Like all proverbs, this proverb is often applicable, but not universally applicable. It is not helpful to give much, if any, to the unwise, because it does not help them and it wastes resources that could be better used. On the other hand, many people just need a boost to get ahead and stay ahead, and the wise person looks for that kind of person to help. A good man prepares to give others a boost in life, and also knows that often one of the best ways to help is to begin to help while he is still alive, and so he gives money or property along with coaching and training in how to wisely handle wealth. Jesus illustrated that point in his parables in which a rich man gave different amounts of money to his servants and noted what they did with what he gave them, and then gave more to the ones who were wise with what they had already been given (Matt. 25:14-29).
“to his children’s children.” This verse does not mean that a good person does not leave an inheritance to his children but skips over them and leaves it to his grandchildren. It means he leaves enough wealth that his whole family, including his children and grandchildren, are helped along.
Unlike our modern culture, in the biblical times families generally lived together or very close together. A wise man worked diligently, lived righteously, and used his money and goods wisely so that he accumulated wealth. This took self-control, goal setting, and some self-denial, just as it does today. A person who spends lavishly will not accumulate wealth (Prov. 21:17). If the man was wise and self-controlled, when he died there was enough wealth to help not only his children, but his grandchildren as well. The reason that Proverbs 13:22 in the Hebrew text speaks specifically of a man leaving an inheritance is that in the biblical culture, women were not generally allowed to own property or to pass it down to others. However, in today’s culture, the verse applies to both men and women, and a wise woman provides for her children and grandchildren.

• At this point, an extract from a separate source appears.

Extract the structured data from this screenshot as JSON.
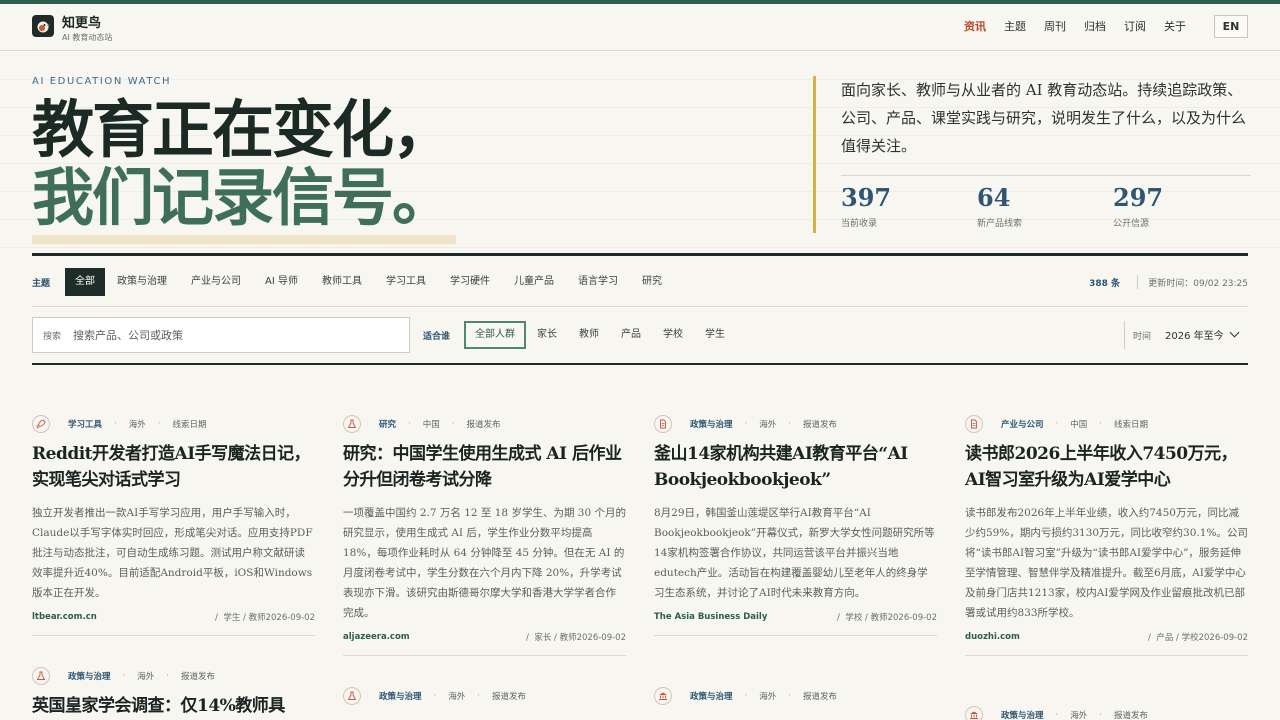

A wise and godly person realizes that the world is stacked against people who try to “make it on their own.” Although there are always some people who start with little or nothing and accumulate wealth, those people are relatively few. Far greater is the number of people who try hard to be successful, but the everyday expenses of life, taxes, and some unexpected expenses keep them under financial stress. Often, all people need to do well in life is a little outside help that allows them to get some basic needs paid for. A financial gift from a parent or grandparent is often all it takes to bring a person from just getting along to doing well in life. Also, that gift may not come as money, but in some other form such as providing education that allows a person to get a better job.